In their last huddle at the party’s National Council meeting before the Lok Sabha elections, the BJP top brass on Sunday projected a united front, with both Leader of Opposition in the Lok Sabha Sushma Swaraj and party patriarch L K Advani stepping up to rally behind Narendra Modi’s bid for prime ministership.
Modi, on his part, tried to silence critics by providing a peek into his vision for the country, while issuing a veiled warning against the Aam Aadmi Party’s national ambitions, saying the people should trust his “track record” on governance and not the “tape record” of AAP’s promises.
Advani, however, cautioned party workers against “over confidence”, reminding them about the party’s debacle in the 2004 elections. While Modi sought to suggest that his vision for India does not discriminate on the basis of identity, Advani reminded cadres about the founding principle of “integral humanism” and urged them to reach out to Muslims, claiming that the party’s attempts in this direction were rewarded in the Assembly elections in Madhya Pradesh and Rajasthan recently.
Both Modi and Swaraj criticised the Congress’s decision to refrain from declaring its prime ministerial candidate. “It is a drama similar to that of (Sonia Gandhi’s) ‘voice of conscience’. The Congress has not declared its candidate out of fear. Our leadership is visible, theirs is invisible,” said Swaraj.
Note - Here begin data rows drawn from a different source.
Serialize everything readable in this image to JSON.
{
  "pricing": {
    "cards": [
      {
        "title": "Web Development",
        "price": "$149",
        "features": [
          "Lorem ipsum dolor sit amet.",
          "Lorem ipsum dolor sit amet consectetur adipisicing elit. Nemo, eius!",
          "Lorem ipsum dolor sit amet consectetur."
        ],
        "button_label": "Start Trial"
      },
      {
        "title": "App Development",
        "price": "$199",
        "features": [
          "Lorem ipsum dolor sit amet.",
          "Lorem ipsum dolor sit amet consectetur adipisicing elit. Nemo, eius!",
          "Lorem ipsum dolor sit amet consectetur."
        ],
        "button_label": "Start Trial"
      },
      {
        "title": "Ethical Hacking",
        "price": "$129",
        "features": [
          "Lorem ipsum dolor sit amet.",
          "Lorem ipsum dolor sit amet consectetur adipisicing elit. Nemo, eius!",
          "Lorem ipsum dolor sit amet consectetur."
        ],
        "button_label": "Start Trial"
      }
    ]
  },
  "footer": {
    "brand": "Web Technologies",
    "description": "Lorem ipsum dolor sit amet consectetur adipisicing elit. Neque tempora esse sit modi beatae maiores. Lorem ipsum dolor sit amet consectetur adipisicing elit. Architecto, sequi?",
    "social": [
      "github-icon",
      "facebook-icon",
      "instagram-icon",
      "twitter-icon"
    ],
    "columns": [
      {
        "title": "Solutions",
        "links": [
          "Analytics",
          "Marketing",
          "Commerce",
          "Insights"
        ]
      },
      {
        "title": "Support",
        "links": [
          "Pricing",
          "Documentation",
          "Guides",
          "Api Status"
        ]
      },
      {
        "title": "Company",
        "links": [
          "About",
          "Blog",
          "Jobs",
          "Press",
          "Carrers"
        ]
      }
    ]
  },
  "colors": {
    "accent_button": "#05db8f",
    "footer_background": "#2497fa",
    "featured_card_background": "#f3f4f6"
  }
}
“I see a human angle behind this decision. When defeat is imminent, which mother will sacrifice her son politically? The heart of a mother (Sonia) decided to protect her son (Rahul Gandhi),” said Modi.
Playing the “lower caste” card, Modi said, “Woh naamdar hain, main kaamdar hun. (They are from the elite class, I am from the working class). Elites consider it below their standard to fight with the working class. There has been a tradition of higher caste-lower caste sentiments. Why should a person born in higher class contest with one born in backward caste. This is also a reason, apart from the political reason.”
Accusing Modi’s detractors of a sustained campaign to blame him for the Gujarat riots, Swaraj said, “Satyamev Jayate. This is an episode that Narendra Modi had to suffer for the last 12 years… Only a person with self-confidence can remain steadfast on his path. Justice has been done after 12 years.”
Advani said Modi’s selection as the party’s chief campaigner and his subsequent projection as prime ministerial candidate had enthused the party cadres. His reference to both these events is significant as he had not only skipped the party’s National Executive at Goa where Modi was annointed chief campaigner but also resigned from the party post in protest last June. He had also skipped the party’s parliamentary board meeting at which Modi was announced as the prime ministerial candidate.
“There is a visible change in the last six months, during which he (Modi) was first announced campaign committee chief and then we projected him as our PM candidate…. High ambition is not a crime, low ambition is. I have never seen such enthusiasm and self-confidence. I congratulate Rajnath Singh who decided to make Narendra Modi our PM candidate and set a target of 272+ seats. I do not remember any other leader who has addressed such massive rallies,” said Advani.
He also reminded the cadres about the need to reach out to Muslims. “The Congress had created a sense of distrust in the minds of the Muslim community. But this time, the community expressed its confidence in us in Madhya Pradesh and Rajasthan. I want to tell the Muslim community that all these years they have been used, but have not benefitted,” said Advani, urging party cadres to communicate to the community that “we are for everyone’s welfare”.